Infrastructure as Code (IaC) revolutionizes CI/CD by automating infrastructure management through code, enabling versioning and configuration control similar to application code.
- Scalability: IaC facilitates easy infrastructure scaling to meet changing workloads and demands.
- Reproducibility: IaC ensures consistent and accurate infrastructure recreation for testing, staging, and disaster recovery.
- Collaboration: IaC, like application code, can be version-controlled, enabling team collaboration on infrastructure configurations.
- Auditability and Compliance: IaC offers an auditable history of infrastructure changes, aiding regulatory and compliance adherence.
How eTraverse Envisions the Future
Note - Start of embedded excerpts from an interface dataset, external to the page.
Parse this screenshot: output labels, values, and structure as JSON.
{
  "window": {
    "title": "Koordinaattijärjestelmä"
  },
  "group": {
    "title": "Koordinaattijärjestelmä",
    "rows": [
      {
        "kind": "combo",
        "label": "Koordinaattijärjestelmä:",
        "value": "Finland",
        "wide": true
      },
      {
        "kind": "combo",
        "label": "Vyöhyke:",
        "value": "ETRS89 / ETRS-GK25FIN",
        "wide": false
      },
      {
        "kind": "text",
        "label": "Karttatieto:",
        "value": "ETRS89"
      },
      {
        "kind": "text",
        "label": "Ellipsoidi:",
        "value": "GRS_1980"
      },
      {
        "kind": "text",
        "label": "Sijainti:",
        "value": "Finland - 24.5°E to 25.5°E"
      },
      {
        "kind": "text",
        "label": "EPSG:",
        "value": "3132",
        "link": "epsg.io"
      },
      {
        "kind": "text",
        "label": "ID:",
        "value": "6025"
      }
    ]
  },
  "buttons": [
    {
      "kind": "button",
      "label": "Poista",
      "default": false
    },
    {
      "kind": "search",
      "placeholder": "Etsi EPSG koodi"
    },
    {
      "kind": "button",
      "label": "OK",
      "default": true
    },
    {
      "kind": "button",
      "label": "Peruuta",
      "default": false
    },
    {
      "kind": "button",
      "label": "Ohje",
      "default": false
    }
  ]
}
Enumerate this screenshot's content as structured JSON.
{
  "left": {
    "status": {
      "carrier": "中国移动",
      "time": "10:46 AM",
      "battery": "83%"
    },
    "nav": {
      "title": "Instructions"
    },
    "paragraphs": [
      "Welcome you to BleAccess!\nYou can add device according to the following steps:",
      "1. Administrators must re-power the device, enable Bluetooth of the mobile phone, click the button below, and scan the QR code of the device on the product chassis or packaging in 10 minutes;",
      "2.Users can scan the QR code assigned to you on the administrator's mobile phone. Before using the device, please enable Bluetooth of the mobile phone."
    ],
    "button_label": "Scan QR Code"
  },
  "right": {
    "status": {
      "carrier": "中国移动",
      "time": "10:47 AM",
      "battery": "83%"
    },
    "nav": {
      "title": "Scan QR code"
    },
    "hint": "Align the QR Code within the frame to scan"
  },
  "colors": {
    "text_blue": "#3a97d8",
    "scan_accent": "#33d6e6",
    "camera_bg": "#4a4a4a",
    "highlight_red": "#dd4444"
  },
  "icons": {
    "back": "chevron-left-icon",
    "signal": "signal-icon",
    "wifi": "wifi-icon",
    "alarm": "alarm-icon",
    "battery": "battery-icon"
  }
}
At eTraverse, we are committed to staying at the forefront of CI/CD trends and adopting emerging technologies to enhance our software development processes further. We see GitOps and IaC as essential components of our vision for the future.
- GitOps at eTraverse: We’re embracing GitOps to automate and streamline deployments, ensuring a declarative, versioned approach to system management.
- Infrastructure as Code at eTraverse: IaC is central to our infrastructure management, using Terraform and Ansible for scalability, reproducibility, and collaboration between development and operations teams.
- Continuous Learning: We remain committed to ongoing learning and adapting our CI/CD practices to leverage evolving trends and best practices.
As we conclude our exploration of CI/CD tools, let’s recap the key takeaways of this transformative practice and how it can reshape how we develop software, especially within the context of eTraverse.
Our commitment to the principles of continuous integration tools CI/CD is more than just a development methodology. It’s a partnership that revolutionizes the way we create software. Here’s how:
- Excellence: At eTraverse, we strive to be at the forefront of CI/CD, continually improving our processes to deliver top-tier software to clients.
- Agility: CI/CD tools knowledge enables rapid responses to evolving requirements and market dynamics, efficient client feedback integration, feature implementation, and competitive advantage.
- Consistency: Best CI/CD practices ensure consistent and reliable software continuous delivery, enhancing user satisfaction and trust in our products.